Many Australian visas are also subdivided in categories depending on the risk factor of the applicant. This risk factor is initially determined based on the country of the passport that the applicant for the visa possesses. For example, there are 5 different Assessment Levels for the processing of student visas. If you would like to study English in Australia and you have a passport from a country such as Switzerland, Sweden, Ireland, Japan or the USA you are classed as Assessment Level 1. This is the easiest Assessment Level which requires the least amount of supporting documentation and checks. If you are from Thailand you are classed as Assessment Level 2. If you are from the Philippines or mainland China you are classed as Assessment Level 3. If you are from Cambodia or India you are classified as Assessment Level 4, and so on. Therefore, as you would expect it is more complicated to obtain a Student if you are have a Thai passport than if you a have an Irish passport.
The determination that the Department of Immigration and Citizenship (DIAC) makes about which country passport will be Assessment Level 1 or 2 etc. is based on a number of things including the past visa history of people from that country passport. For example how many people from China have overstayed their visa or breached the conditions of their visa. It is a generalization ad can be seen by some as discriminatory but it is only the start point of DIAC’s enquiries. Once your Assessment Level is determined DIAC then focuses on the individual applicant to determine if they are suitable for the visa.

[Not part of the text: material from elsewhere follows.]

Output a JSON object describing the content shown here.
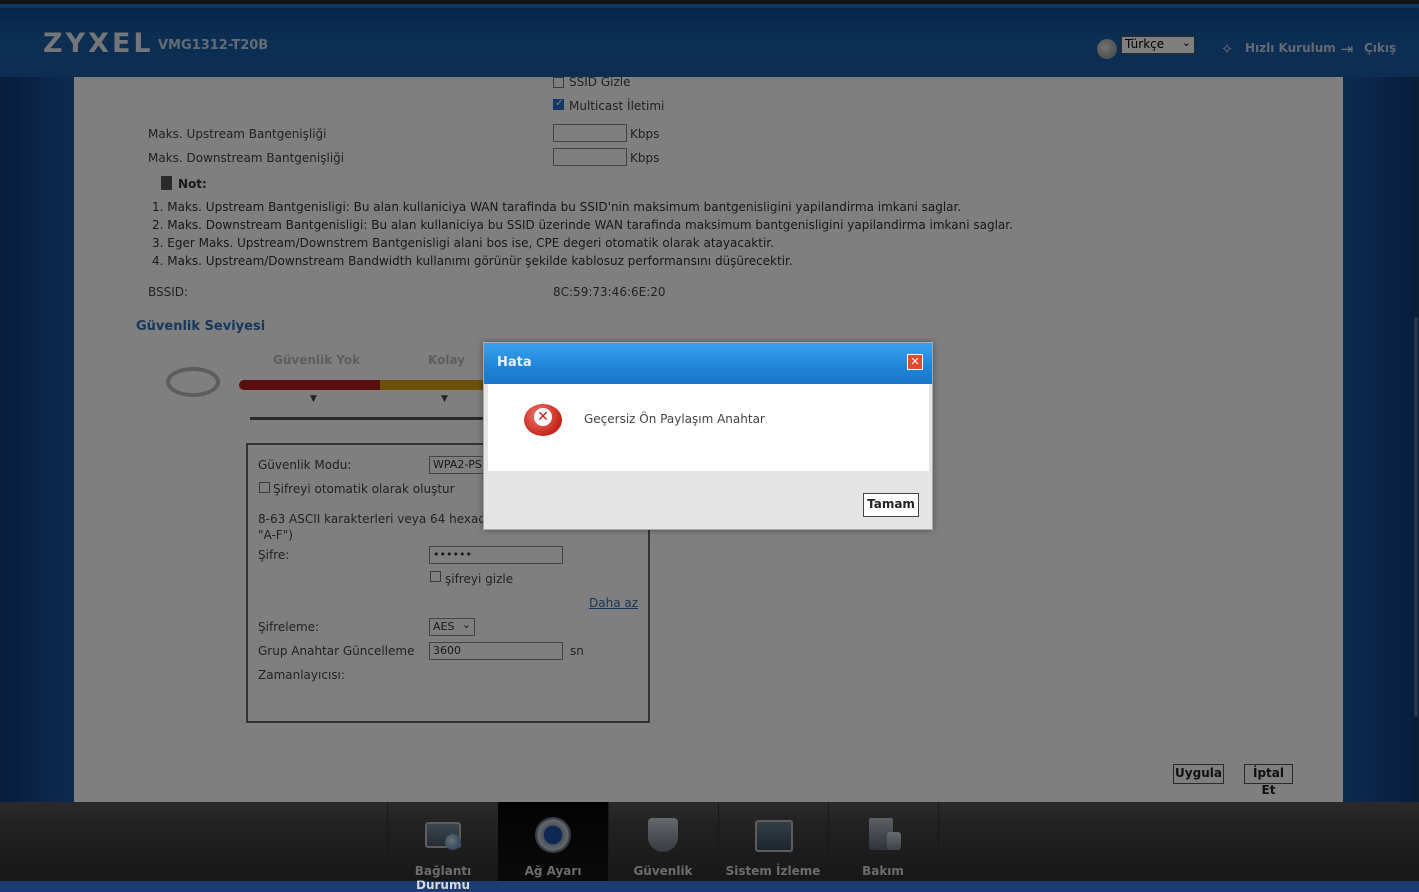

To use another example, if you would like to obtain a Tourist visa to visit Australia, there are 3 main categories of Tourist visas based on your country of passport. If you have a passport from the USA, Canada, South Korea, Hong Kong (SAR), Japan, Singapore, Malaysia, Brunei and many European countries you can apply for an Electronic Travel Authority (ETA). Ian ETA is fairly easy to obtain and can even be done online. If you hold a Thai passport you must apply for a Tourist (Subclass 676) visa. This visa application requires applicants to fill in a paper application and submit supporting documentation. This also includes countries like, the Philippines, India and mainland China. Again, the reasoning behind the differences in procedure for people holding passports from different countries is largely based on government statistics about from visa usage. Working in Australia while on a Tourist visa is not allowed but a relatively large proportion of people from China, Thailand, the Philippines and many other countries have been caught working, whereas less people from countries such as the USA, Switzerland, Japan etc…have been caught working.
It is important not to be discouraged by these initial classifications. While there may be more check made, more supporting documentation required and stricter financial requirements, as long as you qualify for your visa of choice you will be granted it.
At Australian Visa Advice we specialise in Tourist, Fiancé, Marriage and De Facto visas. If you have a Thai passport and you want to apply for a Tourist visa (for example) you should first work out if you would be likely to qualify for the visa. After that you can look at what forms you need to fill out and documents in support of your application you will need to provide. If you need any assistance you can always contact us by email: firstname.lastname@example.org or by phone on 08 4222 3946. We can advice on these things and many other aspects of your visa application or your journey to Australia.